In 1962 the first helicopters were acquired - Alouette IIIs from France. When the Federation broke up on 31 December 1963, the RRAF was allowed to retain almost all of its aircraft, while overall control reverted to Southern Rhodesia. The declaration of UDI on 1 November 1965 resulted in the severing all official links with the Royal Air Force.
1966 saw the start of the insurgent guerilla war which would eventually peak in the late 1970s. The Battle of Sinoia, on 28 April 1966, in which four RRAF Alouette III helicopters assisted ground forces in attacking a guerilla unit near the small town of Sinoia was the first notable action in this grim war of attrition. By the end of 1968, the security forces had succeeded in countering all guerrilla incursions, with minimal losses to themselves. The years 1969 to 1972 were relatively quiet, and on 1 March 1970 Rhodesia declared itself a republic. The 'Royal' prefix was dropped from the title of the RRAF, which became the Rhodesian Air Force (RhAF). A new aircraft roundel was adopted, which incorporated the Rhodesian lion.
In 1973 the attacks on Rhodesia were renewed with better trained and equipped guerillas using improved tactics taught by Russian and Chinese instructors. To counter this new threat the 'Fireforce' concept was evolved. This involved hidden observers calling in sudden attacks from helicopters based at a number of forward airfields around the country. The helicopters worked as a team and comprised unarmed troop carriers and a cannon-armed example to provide mobile firepower.
By 1977 the number of cross-border guerrilla attacks were such that plans were formulated for attacking the main guerilla bases in the 'frontine' states of Zambia and Mozambique. The first such attack was Operation Dingo, on 23 November 1977, which targeted the Chimoio camp in Mozambique. This raid involved bombing raids by Hunters and Canberras, followed by a ground assault supported by Alouettes, and proved a complete success. A similar attack, Operation Gatling, targeted a guerrilla base in Zambia.

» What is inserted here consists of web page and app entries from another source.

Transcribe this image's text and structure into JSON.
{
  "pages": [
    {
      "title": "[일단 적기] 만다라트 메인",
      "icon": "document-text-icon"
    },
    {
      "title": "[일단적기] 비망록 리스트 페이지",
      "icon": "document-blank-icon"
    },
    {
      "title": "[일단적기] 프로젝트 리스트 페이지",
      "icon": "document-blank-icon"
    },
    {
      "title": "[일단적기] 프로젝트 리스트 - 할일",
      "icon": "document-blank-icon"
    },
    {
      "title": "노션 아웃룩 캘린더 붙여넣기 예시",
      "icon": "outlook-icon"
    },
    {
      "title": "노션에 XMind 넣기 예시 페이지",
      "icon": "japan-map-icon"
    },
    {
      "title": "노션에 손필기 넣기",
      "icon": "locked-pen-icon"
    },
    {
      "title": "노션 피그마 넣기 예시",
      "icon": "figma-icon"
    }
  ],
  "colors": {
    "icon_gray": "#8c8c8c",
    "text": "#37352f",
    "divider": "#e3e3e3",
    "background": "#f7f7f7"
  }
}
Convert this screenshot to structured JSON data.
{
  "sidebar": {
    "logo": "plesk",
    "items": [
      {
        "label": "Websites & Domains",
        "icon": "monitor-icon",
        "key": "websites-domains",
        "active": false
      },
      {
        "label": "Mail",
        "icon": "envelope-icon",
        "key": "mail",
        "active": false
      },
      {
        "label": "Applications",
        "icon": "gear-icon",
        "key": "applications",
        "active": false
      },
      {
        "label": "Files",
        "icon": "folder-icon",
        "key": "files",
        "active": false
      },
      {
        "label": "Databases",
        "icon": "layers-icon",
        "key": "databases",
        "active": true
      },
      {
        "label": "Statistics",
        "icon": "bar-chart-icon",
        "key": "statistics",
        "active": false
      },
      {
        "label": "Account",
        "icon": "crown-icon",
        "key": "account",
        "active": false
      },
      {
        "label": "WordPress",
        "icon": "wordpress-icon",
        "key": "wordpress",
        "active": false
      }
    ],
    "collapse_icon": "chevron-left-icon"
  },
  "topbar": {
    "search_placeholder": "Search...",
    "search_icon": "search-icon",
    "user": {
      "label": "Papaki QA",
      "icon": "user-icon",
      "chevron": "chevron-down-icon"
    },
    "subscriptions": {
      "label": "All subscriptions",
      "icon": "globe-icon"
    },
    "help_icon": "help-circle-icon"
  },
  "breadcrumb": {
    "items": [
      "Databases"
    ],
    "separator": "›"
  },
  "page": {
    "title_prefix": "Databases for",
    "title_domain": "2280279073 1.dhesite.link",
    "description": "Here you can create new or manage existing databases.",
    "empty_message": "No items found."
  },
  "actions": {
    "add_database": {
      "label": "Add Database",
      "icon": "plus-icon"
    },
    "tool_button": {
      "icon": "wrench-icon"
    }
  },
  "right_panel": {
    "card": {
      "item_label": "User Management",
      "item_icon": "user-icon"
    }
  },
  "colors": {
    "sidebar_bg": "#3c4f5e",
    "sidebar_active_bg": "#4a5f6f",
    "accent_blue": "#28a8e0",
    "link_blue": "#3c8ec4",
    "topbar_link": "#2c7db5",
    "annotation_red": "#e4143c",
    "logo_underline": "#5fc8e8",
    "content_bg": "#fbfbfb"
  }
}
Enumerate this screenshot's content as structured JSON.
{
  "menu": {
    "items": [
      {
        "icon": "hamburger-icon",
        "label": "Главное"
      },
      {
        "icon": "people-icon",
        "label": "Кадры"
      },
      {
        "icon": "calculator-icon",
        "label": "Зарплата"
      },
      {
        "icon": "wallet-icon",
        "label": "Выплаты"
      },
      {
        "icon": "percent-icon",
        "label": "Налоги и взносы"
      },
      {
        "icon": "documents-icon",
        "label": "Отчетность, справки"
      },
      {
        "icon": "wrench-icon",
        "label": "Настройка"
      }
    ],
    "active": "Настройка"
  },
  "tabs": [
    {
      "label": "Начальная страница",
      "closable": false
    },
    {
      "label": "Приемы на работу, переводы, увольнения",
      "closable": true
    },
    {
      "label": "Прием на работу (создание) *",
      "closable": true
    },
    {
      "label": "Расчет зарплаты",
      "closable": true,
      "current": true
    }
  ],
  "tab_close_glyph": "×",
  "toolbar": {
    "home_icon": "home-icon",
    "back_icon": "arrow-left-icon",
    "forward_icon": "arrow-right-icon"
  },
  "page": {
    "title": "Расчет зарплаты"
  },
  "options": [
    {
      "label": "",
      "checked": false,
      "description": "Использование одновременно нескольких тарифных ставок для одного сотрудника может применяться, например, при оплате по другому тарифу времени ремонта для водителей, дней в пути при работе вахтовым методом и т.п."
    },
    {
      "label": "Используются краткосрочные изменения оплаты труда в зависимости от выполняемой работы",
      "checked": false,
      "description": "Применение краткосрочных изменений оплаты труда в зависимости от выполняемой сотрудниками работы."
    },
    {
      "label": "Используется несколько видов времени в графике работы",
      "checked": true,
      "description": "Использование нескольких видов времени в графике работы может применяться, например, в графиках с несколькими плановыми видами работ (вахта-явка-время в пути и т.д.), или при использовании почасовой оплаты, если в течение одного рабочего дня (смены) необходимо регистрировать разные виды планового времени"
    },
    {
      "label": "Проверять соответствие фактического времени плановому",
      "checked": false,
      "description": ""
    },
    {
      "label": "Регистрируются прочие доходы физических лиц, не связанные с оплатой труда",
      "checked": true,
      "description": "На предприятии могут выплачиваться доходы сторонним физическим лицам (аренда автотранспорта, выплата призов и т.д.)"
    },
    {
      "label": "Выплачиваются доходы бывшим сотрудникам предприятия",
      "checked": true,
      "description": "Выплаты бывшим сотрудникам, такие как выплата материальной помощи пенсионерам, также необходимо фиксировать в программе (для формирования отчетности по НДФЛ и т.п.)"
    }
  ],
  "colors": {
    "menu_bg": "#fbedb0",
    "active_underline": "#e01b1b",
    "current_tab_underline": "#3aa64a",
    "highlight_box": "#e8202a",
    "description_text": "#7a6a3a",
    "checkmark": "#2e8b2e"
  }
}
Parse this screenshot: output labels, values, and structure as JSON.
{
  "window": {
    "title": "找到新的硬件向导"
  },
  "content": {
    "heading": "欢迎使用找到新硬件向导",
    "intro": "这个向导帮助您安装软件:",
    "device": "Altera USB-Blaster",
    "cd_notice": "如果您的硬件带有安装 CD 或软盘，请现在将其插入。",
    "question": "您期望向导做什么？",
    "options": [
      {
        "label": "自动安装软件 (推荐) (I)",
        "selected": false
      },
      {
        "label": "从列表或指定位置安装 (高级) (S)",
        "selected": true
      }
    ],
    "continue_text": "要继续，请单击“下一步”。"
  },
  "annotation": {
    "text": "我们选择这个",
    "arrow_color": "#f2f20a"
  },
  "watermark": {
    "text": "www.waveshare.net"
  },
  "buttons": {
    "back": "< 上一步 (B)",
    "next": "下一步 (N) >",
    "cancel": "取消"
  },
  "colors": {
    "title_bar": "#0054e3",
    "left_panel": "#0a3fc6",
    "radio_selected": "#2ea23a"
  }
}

On 3 March 1979, the country was renamed Zimbabwe-Rhodesia, as part of the attempt at reaching an internal settlement. The war continued unabated however, and so further cross-border attacks on guerrilla bases were staged. With formal independence on 18 April 1980, the Rhodesian Air Force became the Air Force of Zimbabwe (AFZ).
With independence marking the end of the guerrilla war, the AFZ began adapting for peacetime duties, including the systematic training of black personnel for aircrew and ground crew duties. Many white personal became reservists. The serviceability of AFZ aircraft plunged and many aircraft were put into storage due to the lack of qualified pilots, while other types were sold off. In the early morning of 25 July 1982, a series of explosions at Thornhill air base destroyed ten aircraft and damaged another four. AFZ personnel were initially accused of sabotage, but evidence later emerged that the apartheid South African Government was involved.
In 1983 the AFZ was tasked with providing air support to Zimbabwean Army units deployed to Mozambique to protect the 'Beira Corridor' railway link between Zimbabwe and the port of Beira, and other strategic locations in the country. The civil war between FRELIMO and RENAMO forces raged fiercely until a peace agreement was finally signed in 1992.
In June 1998 Zimbabwe secretly deployed troops to the Democratic Republic of Congo to prevent the fall of Kinshasa. The deployment was not announced publicly until 1999, by which time many Zimbabwean troops had died in battle. Congo is not a neighbour of Zimbabwe, but it was considered essential to assist President Kabila in the on-going civil war against Rwandan and Ugandan backed rebels. Over the next few years, the AFZ conducted numerous combat and support operations over Congo. A number of aircraft were reported to have been lost during these missions.